There are two general distributor ignition systems used on the Sidekick, Tracker, Samurai and X-90 models. The earlier system is a conventional breakerless distributor ignition system and is used by 1.5L carbureted engines only. The second system, which is controlled by the Electronic Control Module (ECM) to fine-tune the ignition timing for optimal engine performance, is used on 1.5L and 1.6L engines equipped with either Throttle-body Fuel Injection (TFI) or Multi-point Fuel Injection (MFI).
The Sidekick Sport utilizes a distributorless ignition system, which is presented later in this section.
See Figures 1, 2 and 3
The principal components of this simple, yet effective, breakerless ignition system are the spark plugs, the ignition coil and the distributor, which is composed of a rotor, an igniter, a signal generator, a vacuum advance mechanism and a centrifugal advance mechanism.
The signal generator, which manufactures the ignition reference signal, is composed of a signal rotor, a magnet and a pick-up coil. The signal rotor reference signal turns the igniter on and off, which, in turn, switches the ignition coil primary current off, thereby inducing a high voltage current in the secondary windings of the ignition coil. This high voltage current is then routed to the applicable spark plug.
Through the use of mechanical (centrifugal) and vacuum advance mechanisms, the ignition spark timing is automatically advanced or retarded as needed for optimum engine performance.
TFI & MFI ENGINES
See Figures 4, 5 and 6
Disconnecting the battery cable on some vehicles may interfere with the functions of the on board computer systems and may require the computer to undergo a relearning process, once the negative battery cable is reconnected.
The ignition system used by vehicles equipped with TFI or MFI fuel delivery systems utilizes an Ignition Control (IC) system. The IC system is referred to as the Electronic Spark Advance (ESA) system on 1989-95 models. The IC system is comprised of the following components:
The IC system is controlled by the ECM, which is programmed to provide the most advantageous ignition timing under every engine condition.
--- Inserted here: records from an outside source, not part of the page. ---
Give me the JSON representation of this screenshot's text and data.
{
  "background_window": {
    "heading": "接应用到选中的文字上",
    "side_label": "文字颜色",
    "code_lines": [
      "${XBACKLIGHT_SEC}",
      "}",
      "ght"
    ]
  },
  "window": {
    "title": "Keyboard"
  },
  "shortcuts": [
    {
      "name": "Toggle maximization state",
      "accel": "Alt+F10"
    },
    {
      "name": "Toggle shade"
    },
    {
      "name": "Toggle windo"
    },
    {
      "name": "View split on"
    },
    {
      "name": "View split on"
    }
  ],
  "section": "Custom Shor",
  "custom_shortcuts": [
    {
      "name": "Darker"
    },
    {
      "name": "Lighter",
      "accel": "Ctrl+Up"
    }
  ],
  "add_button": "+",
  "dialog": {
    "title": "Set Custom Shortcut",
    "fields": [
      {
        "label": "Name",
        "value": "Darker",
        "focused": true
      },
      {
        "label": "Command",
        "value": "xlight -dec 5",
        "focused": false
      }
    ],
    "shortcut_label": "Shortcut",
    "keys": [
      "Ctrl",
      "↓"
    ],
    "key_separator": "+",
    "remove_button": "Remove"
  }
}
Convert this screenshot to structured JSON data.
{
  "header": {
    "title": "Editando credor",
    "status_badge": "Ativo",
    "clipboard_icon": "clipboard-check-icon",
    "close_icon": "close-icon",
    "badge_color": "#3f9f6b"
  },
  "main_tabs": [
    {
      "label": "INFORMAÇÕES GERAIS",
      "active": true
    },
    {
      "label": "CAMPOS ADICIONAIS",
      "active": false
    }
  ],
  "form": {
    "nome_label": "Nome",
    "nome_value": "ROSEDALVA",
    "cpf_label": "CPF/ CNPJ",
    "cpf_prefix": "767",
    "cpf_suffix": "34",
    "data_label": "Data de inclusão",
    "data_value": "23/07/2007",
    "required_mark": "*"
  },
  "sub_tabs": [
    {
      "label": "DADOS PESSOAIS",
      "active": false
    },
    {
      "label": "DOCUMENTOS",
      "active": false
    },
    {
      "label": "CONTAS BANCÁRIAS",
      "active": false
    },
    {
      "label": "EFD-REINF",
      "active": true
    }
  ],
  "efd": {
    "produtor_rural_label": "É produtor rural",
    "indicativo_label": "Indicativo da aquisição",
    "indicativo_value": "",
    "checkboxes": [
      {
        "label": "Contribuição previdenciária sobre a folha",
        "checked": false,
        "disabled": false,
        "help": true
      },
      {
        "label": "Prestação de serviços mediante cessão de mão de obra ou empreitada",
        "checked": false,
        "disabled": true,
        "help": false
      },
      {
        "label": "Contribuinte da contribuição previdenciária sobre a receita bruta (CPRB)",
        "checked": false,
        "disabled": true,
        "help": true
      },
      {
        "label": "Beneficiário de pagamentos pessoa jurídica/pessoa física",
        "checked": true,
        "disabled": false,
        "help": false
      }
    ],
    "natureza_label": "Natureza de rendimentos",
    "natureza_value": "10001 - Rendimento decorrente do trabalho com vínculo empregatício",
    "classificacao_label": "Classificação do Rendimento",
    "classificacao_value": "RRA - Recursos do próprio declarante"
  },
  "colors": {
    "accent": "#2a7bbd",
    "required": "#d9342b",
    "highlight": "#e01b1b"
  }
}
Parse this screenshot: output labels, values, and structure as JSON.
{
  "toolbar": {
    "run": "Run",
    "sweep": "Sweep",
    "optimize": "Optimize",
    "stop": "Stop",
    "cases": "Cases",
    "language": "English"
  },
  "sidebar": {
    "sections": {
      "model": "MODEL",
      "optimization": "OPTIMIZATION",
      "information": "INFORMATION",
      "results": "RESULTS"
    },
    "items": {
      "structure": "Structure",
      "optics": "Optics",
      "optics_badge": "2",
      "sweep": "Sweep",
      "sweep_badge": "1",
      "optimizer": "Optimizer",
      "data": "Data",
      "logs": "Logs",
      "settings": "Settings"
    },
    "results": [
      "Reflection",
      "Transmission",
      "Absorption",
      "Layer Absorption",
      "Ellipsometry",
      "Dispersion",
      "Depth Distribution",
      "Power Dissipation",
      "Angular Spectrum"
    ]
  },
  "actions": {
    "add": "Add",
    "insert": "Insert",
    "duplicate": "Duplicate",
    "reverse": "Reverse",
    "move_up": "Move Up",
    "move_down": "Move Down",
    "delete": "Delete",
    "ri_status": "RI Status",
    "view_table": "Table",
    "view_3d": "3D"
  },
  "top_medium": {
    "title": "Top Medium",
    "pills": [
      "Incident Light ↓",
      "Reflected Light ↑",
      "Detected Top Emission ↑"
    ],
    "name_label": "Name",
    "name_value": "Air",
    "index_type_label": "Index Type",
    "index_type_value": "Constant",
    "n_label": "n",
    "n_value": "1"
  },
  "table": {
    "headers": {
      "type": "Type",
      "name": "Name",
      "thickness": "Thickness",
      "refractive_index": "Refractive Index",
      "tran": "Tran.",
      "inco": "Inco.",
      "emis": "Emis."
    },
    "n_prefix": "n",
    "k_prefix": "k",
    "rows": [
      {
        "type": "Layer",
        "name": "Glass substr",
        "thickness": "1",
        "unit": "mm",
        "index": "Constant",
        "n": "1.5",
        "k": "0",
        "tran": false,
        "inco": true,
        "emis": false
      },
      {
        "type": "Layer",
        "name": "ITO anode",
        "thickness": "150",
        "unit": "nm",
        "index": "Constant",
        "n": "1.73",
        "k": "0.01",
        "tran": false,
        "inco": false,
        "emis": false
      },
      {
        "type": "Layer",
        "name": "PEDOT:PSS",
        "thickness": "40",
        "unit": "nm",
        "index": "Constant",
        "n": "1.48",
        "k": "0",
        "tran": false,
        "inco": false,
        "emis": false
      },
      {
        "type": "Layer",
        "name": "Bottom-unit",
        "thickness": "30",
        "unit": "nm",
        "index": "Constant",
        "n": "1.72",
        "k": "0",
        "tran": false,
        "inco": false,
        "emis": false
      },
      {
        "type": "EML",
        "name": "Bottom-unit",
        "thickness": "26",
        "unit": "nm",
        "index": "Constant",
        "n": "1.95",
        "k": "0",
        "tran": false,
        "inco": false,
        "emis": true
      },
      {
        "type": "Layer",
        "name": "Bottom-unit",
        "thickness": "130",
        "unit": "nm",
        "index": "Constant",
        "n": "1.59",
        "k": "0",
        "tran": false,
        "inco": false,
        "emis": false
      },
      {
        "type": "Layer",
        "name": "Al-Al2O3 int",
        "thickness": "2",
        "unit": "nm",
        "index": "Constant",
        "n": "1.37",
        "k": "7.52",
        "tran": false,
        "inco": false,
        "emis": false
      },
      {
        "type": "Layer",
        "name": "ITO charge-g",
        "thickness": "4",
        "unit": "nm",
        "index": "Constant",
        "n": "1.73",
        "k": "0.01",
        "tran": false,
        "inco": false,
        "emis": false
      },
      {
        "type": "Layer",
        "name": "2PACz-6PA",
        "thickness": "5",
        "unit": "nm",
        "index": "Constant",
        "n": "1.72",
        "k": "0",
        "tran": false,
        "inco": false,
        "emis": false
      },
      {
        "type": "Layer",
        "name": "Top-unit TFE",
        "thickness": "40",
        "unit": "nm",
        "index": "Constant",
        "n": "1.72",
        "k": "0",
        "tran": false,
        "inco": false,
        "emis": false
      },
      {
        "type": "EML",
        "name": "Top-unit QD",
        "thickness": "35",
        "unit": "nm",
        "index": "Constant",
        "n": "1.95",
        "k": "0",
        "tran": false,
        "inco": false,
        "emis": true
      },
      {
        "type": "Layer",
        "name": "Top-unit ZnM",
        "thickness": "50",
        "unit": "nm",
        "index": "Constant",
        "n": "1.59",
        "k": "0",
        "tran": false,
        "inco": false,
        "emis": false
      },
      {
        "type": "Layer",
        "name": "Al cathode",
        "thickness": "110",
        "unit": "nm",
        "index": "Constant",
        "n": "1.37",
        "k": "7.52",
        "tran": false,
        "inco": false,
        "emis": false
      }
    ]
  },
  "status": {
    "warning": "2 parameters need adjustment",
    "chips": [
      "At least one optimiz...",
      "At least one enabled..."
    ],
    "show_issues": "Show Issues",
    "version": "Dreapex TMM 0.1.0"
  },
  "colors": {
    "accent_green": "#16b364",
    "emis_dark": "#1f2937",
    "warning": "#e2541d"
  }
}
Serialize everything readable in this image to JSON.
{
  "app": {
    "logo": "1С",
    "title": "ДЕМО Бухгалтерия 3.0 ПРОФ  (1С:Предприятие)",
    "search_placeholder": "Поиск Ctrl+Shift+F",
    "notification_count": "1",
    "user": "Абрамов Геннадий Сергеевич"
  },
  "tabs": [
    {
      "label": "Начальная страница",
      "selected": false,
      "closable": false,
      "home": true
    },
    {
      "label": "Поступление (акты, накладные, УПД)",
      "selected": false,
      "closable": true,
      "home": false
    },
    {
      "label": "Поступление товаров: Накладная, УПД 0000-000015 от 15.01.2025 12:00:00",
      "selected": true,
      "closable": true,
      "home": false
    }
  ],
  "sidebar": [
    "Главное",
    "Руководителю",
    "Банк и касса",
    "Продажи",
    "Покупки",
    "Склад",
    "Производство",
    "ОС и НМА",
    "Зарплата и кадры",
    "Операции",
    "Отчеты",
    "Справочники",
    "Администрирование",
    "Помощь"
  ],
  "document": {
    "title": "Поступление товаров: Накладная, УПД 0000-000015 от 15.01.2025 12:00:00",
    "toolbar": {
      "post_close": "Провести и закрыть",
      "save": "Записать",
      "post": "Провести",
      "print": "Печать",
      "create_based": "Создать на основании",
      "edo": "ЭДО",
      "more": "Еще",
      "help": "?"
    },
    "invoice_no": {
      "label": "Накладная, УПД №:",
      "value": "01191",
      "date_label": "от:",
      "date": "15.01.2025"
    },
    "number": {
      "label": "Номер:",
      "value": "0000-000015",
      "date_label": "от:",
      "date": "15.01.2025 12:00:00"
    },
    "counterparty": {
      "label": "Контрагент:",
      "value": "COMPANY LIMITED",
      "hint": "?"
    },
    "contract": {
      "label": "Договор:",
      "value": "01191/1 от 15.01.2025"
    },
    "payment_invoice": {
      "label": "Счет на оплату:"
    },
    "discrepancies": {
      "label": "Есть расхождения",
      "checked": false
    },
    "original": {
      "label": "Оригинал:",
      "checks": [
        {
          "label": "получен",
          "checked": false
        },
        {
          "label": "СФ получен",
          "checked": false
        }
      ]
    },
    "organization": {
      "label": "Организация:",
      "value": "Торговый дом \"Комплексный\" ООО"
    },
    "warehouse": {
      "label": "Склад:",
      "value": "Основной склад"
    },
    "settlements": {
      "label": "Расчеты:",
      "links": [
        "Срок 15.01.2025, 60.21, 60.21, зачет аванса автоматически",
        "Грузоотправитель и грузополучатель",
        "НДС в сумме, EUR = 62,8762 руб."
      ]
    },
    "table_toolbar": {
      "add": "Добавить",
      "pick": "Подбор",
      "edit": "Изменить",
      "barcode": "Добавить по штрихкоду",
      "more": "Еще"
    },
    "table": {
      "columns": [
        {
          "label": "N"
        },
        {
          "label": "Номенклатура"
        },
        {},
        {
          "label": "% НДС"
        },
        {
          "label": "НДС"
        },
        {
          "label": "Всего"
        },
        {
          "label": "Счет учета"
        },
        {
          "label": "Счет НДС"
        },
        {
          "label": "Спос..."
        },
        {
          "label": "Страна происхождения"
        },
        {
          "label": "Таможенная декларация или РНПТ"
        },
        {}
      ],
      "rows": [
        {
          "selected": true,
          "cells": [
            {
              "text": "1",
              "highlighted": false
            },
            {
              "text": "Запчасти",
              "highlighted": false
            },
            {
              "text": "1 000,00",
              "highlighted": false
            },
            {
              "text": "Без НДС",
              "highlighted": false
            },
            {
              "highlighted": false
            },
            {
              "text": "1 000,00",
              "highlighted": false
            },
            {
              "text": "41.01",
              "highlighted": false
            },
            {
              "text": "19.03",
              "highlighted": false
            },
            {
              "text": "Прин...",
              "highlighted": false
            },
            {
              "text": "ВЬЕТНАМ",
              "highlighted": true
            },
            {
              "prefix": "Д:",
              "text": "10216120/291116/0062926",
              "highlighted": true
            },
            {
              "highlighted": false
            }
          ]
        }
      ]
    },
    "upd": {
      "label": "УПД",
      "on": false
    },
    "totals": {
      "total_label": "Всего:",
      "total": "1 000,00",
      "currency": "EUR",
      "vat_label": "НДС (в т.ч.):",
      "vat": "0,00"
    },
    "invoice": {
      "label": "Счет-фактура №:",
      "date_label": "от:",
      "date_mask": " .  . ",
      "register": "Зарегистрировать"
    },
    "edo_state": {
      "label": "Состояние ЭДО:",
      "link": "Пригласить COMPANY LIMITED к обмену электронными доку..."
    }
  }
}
The ECM receives incoming reference signals from various sensors and switches which convey the current engine condition (such as engine speed, intake air volume, coolant temperature, crankshaft position, etc.). The ECM uses the incoming information to select the most appropriate ignition timing from its memory, and adjusts the ignition timing by exact operation of the igniter.
The ECM reference signal turns the igniter on and off, which, in turn, switches the ignition coil primary current off, thereby inducing a high voltage current in the secondary windings of the ignition coil. This high voltage current is then routed, via the distributor, to the applicable spark plug.